> [WORK TO COMPLETE]:
Report each line of the records below that uses the word "time".

*** Opening of DATA EXTRACTS ***

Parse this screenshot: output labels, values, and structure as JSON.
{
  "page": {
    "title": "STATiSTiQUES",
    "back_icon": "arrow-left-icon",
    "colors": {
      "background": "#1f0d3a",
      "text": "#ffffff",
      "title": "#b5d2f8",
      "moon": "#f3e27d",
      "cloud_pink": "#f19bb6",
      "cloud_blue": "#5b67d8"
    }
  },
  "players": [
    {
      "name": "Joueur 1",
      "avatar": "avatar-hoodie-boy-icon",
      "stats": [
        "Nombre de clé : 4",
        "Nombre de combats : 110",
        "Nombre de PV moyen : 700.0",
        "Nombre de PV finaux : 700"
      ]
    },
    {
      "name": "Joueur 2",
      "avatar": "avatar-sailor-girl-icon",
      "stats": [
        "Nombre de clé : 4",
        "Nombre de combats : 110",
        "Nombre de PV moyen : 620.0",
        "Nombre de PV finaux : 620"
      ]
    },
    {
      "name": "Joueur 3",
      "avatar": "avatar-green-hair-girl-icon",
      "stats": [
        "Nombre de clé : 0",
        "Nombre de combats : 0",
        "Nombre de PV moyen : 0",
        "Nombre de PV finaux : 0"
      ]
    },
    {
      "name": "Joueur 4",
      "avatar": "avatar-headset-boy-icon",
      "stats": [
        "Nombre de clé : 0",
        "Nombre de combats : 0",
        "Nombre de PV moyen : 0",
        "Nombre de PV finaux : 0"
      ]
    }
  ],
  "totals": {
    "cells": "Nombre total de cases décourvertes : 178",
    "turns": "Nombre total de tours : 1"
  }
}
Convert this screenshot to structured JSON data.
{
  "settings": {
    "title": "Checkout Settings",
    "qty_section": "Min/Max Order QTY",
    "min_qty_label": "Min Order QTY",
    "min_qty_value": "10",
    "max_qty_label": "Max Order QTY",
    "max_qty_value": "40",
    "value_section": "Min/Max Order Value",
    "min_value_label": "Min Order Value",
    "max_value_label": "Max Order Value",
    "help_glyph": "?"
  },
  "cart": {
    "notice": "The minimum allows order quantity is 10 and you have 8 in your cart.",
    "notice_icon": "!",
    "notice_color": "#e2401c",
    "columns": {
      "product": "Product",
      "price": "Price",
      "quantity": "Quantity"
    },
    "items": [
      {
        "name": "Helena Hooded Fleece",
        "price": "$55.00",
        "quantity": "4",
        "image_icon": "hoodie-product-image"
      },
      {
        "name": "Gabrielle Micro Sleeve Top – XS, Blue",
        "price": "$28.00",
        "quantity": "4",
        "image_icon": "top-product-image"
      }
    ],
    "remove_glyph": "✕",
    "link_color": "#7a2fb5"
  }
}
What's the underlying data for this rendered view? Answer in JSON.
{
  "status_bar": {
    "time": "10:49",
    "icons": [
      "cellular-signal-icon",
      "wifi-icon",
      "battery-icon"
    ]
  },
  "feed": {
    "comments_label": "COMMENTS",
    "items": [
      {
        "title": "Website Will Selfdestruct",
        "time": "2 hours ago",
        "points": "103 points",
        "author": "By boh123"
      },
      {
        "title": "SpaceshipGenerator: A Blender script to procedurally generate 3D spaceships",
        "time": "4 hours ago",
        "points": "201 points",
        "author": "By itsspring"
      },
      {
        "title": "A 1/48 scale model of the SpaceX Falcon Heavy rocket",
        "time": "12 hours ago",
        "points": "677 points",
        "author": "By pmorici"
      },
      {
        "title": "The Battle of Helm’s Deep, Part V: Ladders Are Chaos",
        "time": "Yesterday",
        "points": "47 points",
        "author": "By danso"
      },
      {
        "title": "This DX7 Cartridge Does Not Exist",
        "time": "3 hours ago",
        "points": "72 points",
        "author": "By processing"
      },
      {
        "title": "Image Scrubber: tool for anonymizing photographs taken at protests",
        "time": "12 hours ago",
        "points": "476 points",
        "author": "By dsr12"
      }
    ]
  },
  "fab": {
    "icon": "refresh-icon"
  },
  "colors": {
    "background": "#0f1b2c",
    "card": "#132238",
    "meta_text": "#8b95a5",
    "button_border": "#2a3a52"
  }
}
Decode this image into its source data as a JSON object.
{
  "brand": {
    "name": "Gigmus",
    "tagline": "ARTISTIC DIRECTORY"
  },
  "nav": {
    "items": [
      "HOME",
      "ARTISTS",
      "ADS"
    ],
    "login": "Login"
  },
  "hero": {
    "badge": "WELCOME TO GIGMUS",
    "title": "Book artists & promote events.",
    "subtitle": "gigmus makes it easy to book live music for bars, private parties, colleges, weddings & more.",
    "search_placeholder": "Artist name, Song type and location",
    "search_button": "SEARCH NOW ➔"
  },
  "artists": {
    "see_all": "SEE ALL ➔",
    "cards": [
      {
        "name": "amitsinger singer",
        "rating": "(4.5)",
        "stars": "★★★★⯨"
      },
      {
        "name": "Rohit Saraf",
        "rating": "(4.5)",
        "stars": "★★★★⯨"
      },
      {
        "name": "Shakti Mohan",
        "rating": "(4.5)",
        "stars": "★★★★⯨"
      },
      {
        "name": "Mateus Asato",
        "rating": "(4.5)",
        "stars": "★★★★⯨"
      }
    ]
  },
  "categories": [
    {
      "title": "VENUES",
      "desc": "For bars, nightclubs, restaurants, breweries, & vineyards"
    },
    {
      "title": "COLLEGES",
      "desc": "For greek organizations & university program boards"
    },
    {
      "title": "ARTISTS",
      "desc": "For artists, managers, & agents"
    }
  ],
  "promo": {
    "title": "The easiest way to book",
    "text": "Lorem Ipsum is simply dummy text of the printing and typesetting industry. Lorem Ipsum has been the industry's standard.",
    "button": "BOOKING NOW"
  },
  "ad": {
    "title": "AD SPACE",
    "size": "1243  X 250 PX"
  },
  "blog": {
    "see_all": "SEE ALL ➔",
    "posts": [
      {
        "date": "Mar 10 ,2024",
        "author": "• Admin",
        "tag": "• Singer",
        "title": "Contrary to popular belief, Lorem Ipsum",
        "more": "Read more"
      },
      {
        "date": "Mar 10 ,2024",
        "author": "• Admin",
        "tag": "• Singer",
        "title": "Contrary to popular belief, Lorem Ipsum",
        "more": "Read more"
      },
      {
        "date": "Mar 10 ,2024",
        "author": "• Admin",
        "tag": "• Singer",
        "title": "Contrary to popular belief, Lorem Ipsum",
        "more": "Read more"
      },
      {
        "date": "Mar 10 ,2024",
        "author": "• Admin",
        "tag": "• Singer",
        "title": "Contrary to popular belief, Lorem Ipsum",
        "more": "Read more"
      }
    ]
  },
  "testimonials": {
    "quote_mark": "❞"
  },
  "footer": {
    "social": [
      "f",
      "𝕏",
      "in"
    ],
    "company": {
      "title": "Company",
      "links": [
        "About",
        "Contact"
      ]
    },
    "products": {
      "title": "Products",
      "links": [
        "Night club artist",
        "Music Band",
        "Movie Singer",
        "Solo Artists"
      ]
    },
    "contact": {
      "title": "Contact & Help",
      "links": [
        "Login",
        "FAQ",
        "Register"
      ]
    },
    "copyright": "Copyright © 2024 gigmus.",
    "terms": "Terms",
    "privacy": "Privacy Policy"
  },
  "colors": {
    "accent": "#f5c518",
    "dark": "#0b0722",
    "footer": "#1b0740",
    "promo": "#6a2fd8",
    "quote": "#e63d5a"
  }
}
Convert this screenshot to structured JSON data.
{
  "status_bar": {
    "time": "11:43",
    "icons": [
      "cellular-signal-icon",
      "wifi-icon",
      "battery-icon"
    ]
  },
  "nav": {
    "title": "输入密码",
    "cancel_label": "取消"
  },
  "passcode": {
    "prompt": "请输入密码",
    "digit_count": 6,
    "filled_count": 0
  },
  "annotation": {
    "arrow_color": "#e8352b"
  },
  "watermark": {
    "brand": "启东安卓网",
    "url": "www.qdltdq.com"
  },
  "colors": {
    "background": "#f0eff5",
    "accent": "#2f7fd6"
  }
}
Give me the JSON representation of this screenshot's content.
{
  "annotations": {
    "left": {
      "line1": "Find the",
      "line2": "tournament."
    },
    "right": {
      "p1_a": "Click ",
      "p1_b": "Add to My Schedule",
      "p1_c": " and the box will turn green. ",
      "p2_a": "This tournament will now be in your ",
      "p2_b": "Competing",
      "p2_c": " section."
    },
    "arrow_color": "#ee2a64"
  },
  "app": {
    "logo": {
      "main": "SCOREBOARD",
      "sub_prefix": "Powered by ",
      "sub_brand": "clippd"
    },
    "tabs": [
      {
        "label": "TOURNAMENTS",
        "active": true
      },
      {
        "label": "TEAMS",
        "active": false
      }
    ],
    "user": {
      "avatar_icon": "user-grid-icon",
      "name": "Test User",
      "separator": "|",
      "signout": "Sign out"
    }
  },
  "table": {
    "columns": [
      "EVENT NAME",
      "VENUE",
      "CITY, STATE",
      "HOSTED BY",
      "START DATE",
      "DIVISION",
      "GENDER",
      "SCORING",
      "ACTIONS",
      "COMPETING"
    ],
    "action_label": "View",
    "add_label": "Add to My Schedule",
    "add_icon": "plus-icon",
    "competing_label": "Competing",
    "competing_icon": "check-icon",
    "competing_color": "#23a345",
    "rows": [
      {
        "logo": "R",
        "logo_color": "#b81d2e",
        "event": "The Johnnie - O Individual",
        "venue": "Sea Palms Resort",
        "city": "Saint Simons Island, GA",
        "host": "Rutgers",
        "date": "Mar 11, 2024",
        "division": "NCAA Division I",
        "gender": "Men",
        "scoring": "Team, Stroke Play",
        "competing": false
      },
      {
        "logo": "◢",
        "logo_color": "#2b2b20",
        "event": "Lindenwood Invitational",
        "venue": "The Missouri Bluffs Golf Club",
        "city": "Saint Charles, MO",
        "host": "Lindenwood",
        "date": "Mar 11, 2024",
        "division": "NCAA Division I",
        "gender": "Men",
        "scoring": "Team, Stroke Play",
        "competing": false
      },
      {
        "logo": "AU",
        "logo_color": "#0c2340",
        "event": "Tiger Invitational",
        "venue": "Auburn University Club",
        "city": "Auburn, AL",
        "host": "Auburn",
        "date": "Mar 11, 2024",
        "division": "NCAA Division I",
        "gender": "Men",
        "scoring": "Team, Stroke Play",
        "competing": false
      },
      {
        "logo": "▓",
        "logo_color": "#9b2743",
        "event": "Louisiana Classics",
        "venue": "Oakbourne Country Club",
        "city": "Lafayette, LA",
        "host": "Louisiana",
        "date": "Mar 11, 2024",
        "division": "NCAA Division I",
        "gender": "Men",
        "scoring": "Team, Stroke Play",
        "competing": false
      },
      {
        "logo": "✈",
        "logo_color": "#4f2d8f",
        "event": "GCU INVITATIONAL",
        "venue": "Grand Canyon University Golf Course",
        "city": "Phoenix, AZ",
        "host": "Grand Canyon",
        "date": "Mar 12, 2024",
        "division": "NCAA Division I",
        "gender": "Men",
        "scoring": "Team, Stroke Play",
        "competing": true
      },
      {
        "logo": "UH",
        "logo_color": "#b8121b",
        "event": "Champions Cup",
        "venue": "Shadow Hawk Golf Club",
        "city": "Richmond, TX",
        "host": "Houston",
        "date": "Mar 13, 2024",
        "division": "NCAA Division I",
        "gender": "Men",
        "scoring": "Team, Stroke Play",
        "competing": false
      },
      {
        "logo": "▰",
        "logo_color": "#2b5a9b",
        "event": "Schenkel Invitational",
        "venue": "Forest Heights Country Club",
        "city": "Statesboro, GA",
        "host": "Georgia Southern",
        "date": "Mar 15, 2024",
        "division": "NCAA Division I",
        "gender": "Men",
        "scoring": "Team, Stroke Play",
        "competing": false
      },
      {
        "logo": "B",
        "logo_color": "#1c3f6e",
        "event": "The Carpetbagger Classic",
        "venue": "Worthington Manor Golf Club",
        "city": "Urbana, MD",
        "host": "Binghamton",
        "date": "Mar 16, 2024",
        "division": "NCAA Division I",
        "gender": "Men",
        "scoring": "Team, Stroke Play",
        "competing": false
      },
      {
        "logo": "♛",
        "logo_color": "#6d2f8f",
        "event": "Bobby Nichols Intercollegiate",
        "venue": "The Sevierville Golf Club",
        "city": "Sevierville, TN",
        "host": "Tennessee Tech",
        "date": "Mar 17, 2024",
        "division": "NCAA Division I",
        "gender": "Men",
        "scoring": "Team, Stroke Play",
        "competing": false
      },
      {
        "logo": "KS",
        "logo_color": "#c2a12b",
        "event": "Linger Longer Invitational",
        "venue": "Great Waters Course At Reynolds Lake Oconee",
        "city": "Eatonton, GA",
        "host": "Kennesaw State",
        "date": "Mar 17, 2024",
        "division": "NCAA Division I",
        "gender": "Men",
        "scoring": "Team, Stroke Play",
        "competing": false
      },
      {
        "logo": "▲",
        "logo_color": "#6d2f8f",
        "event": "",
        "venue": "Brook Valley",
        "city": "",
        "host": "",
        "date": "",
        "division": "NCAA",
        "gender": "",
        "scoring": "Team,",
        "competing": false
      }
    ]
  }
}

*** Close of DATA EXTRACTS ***

> [TASK ANSWER]:
    "time": "10:49",
        "time": "2 hours ago",
        "time": "4 hours ago",
        "time": "12 hours ago",
        "time": "Yesterday",
        "time": "3 hours ago",
        "time": "12 hours ago",
    "time": "11:43",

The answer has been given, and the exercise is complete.